Record set: Begin

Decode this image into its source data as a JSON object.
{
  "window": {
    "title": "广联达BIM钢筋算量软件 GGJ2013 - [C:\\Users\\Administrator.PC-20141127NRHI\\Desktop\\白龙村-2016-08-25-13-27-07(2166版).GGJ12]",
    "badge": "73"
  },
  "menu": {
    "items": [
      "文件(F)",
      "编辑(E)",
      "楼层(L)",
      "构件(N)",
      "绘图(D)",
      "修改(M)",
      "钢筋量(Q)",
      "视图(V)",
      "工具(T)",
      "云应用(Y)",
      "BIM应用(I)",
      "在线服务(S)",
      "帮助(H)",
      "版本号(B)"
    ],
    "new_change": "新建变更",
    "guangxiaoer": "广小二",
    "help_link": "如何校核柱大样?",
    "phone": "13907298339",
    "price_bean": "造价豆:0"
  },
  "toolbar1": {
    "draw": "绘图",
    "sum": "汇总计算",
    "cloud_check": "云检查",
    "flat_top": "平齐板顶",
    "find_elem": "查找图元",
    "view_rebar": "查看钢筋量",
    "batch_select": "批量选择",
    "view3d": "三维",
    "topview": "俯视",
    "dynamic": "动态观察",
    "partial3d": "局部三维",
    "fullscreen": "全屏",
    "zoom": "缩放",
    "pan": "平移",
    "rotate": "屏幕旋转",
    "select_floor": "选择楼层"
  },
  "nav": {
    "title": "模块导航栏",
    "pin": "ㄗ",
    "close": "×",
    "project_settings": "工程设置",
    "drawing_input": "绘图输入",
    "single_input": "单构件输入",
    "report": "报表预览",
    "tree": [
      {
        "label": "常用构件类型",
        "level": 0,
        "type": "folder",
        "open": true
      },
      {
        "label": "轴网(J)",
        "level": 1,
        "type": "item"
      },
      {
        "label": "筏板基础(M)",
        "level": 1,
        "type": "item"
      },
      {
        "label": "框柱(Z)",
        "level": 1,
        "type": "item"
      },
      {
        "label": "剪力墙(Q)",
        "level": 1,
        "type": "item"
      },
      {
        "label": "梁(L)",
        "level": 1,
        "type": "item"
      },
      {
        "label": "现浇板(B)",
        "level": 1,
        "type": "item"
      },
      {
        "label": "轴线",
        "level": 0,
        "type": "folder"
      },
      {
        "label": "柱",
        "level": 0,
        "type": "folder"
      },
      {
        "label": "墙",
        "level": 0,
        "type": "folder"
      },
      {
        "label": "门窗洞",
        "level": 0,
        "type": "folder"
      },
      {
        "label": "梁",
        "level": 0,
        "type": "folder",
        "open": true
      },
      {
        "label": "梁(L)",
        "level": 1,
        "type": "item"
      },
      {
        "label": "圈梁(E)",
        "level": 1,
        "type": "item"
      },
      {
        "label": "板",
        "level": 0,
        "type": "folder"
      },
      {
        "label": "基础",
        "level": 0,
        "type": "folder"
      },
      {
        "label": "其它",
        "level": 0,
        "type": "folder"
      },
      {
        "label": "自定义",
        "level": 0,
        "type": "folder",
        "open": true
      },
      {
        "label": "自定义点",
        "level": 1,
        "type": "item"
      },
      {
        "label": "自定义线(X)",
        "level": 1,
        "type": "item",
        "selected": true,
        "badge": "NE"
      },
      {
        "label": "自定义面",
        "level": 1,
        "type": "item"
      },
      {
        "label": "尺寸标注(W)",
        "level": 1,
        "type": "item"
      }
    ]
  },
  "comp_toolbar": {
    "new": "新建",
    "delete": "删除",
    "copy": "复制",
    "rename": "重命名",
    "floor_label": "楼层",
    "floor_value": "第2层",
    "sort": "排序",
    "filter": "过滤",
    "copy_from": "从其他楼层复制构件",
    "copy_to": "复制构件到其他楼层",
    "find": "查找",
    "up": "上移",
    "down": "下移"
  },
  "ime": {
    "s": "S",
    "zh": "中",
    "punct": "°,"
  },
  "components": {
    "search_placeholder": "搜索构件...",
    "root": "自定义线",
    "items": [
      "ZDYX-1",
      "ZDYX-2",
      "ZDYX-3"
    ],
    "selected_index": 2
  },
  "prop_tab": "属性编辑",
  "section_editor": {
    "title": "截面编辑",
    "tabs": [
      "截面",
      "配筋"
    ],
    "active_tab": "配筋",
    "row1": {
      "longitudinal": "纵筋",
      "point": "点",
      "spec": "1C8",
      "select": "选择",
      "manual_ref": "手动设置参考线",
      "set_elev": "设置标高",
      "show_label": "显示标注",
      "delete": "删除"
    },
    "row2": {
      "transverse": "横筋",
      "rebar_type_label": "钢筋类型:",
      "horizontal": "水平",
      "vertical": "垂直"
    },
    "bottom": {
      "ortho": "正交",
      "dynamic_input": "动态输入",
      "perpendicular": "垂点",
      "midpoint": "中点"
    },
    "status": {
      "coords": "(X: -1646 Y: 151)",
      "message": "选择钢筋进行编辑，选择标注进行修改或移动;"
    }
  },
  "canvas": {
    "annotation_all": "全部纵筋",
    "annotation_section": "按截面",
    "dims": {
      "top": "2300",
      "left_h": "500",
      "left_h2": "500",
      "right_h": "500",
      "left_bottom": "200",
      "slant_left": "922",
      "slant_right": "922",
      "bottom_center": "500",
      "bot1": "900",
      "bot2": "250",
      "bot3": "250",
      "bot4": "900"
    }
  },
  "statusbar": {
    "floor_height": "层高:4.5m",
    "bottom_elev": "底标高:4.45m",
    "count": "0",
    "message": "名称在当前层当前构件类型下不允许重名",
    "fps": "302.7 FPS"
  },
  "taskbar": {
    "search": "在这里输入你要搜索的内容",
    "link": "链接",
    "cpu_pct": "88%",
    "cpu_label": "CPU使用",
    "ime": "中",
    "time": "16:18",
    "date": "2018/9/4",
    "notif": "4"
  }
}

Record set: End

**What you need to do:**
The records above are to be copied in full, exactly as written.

**Expected output:**
Decode this image into its source data as a JSON object.
{
  "window": {
    "title": "广联达BIM钢筋算量软件 GGJ2013 - [C:\\Users\\Administrator.PC-20141127NRHI\\Desktop\\白龙村-2016-08-25-13-27-07(2166版).GGJ12]",
    "badge": "73"
  },
  "menu": {
    "items": [
      "文件(F)",
      "编辑(E)",
      "楼层(L)",
      "构件(N)",
      "绘图(D)",
      "修改(M)",
      "钢筋量(Q)",
      "视图(V)",
      "工具(T)",
      "云应用(Y)",
      "BIM应用(I)",
      "在线服务(S)",
      "帮助(H)",
      "版本号(B)"
    ],
    "new_change": "新建变更",
    "guangxiaoer": "广小二",
    "help_link": "如何校核柱大样?",
    "phone": "13907298339",
    "price_bean": "造价豆:0"
  },
  "toolbar1": {
    "draw": "绘图",
    "sum": "汇总计算",
    "cloud_check": "云检查",
    "flat_top": "平齐板顶",
    "find_elem": "查找图元",
    "view_rebar": "查看钢筋量",
    "batch_select": "批量选择",
    "view3d": "三维",
    "topview": "俯视",
    "dynamic": "动态观察",
    "partial3d": "局部三维",
    "fullscreen": "全屏",
    "zoom": "缩放",
    "pan": "平移",
    "rotate": "屏幕旋转",
    "select_floor": "选择楼层"
  },
  "nav": {
    "title": "模块导航栏",
    "pin": "ㄗ",
    "close": "×",
    "project_settings": "工程设置",
    "drawing_input": "绘图输入",
    "single_input": "单构件输入",
    "report": "报表预览",
    "tree": [
      {
        "label": "常用构件类型",
        "level": 0,
        "type": "folder",
        "open": true
      },
      {
        "label": "轴网(J)",
        "level": 1,
        "type": "item"
      },
      {
        "label": "筏板基础(M)",
        "level": 1,
        "type": "item"
      },
      {
        "label": "框柱(Z)",
        "level": 1,
        "type": "item"
      },
      {
        "label": "剪力墙(Q)",
        "level": 1,
        "type": "item"
      },
      {
        "label": "梁(L)",
        "level": 1,
        "type": "item"
      },
      {
        "label": "现浇板(B)",
        "level": 1,
        "type": "item"
      },
      {
        "label": "轴线",
        "level": 0,
        "type": "folder"
      },
      {
        "label": "柱",
        "level": 0,
        "type": "folder"
      },
      {
        "label": "墙",
        "level": 0,
        "type": "folder"
      },
      {
        "label": "门窗洞",
        "level": 0,
        "type": "folder"
      },
      {
        "label": "梁",
        "level": 0,
        "type": "folder",
        "open": true
      },
      {
        "label": "梁(L)",
        "level": 1,
        "type": "item"
      },
      {
        "label": "圈梁(E)",
        "level": 1,
        "type": "item"
      },
      {
        "label": "板",
        "level": 0,
        "type": "folder"
      },
      {
        "label": "基础",
        "level": 0,
        "type": "folder"
      },
      {
        "label": "其它",
        "level": 0,
        "type": "folder"
      },
      {
        "label": "自定义",
        "level": 0,
        "type": "folder",
        "open": true
      },
      {
        "label": "自定义点",
        "level": 1,
        "type": "item"
      },
      {
        "label": "自定义线(X)",
        "level": 1,
        "type": "item",
        "selected": true,
        "badge": "NE"
      },
      {
        "label": "自定义面",
        "level": 1,
        "type": "item"
      },
      {
        "label": "尺寸标注(W)",
        "level": 1,
        "type": "item"
      }
    ]
  },
  "comp_toolbar": {
    "new": "新建",
    "delete": "删除",
    "copy": "复制",
    "rename": "重命名",
    "floor_label": "楼层",
    "floor_value": "第2层",
    "sort": "排序",
    "filter": "过滤",
    "copy_from": "从其他楼层复制构件",
    "copy_to": "复制构件到其他楼层",
    "find": "查找",
    "up": "上移",
    "down": "下移"
  },
  "ime": {
    "s": "S",
    "zh": "中",
    "punct": "°,"
  },
  "components": {
    "search_placeholder": "搜索构件...",
    "root": "自定义线",
    "items": [
      "ZDYX-1",
      "ZDYX-2",
      "ZDYX-3"
    ],
    "selected_index": 2
  },
  "prop_tab": "属性编辑",
  "section_editor": {
    "title": "截面编辑",
    "tabs": [
      "截面",
      "配筋"
    ],
    "active_tab": "配筋",
    "row1": {
      "longitudinal": "纵筋",
      "point": "点",
      "spec": "1C8",
      "select": "选择",
      "manual_ref": "手动设置参考线",
      "set_elev": "设置标高",
      "show_label": "显示标注",
      "delete": "删除"
    },
    "row2": {
      "transverse": "横筋",
      "rebar_type_label": "钢筋类型:",
      "horizontal": "水平",
      "vertical": "垂直"
    },
    "bottom": {
      "ortho": "正交",
      "dynamic_input": "动态输入",
      "perpendicular": "垂点",
      "midpoint": "中点"
    },
    "status": {
      "coords": "(X: -1646 Y: 151)",
      "message": "选择钢筋进行编辑，选择标注进行修改或移动;"
    }
  },
  "canvas": {
    "annotation_all": "全部纵筋",
    "annotation_section": "按截面",
    "dims": {
      "top": "2300",
      "left_h": "500",
      "left_h2": "500",
      "right_h": "500",
      "left_bottom": "200",
      "slant_left": "922",
      "slant_right": "922",
      "bottom_center": "500",
      "bot1": "900",
      "bot2": "250",
      "bot3": "250",
      "bot4": "900"
    }
  },
  "statusbar": {
    "floor_height": "层高:4.5m",
    "bottom_elev": "底标高:4.45m",
    "count": "0",
    "message": "名称在当前层当前构件类型下不允许重名",
    "fps": "302.7 FPS"
  },
  "taskbar": {
    "search": "在这里输入你要搜索的内容",
    "link": "链接",
    "cpu_pct": "88%",
    "cpu_label": "CPU使用",
    "ime": "中",
    "time": "16:18",
    "date": "2018/9/4",
    "notif": "4"
  }
}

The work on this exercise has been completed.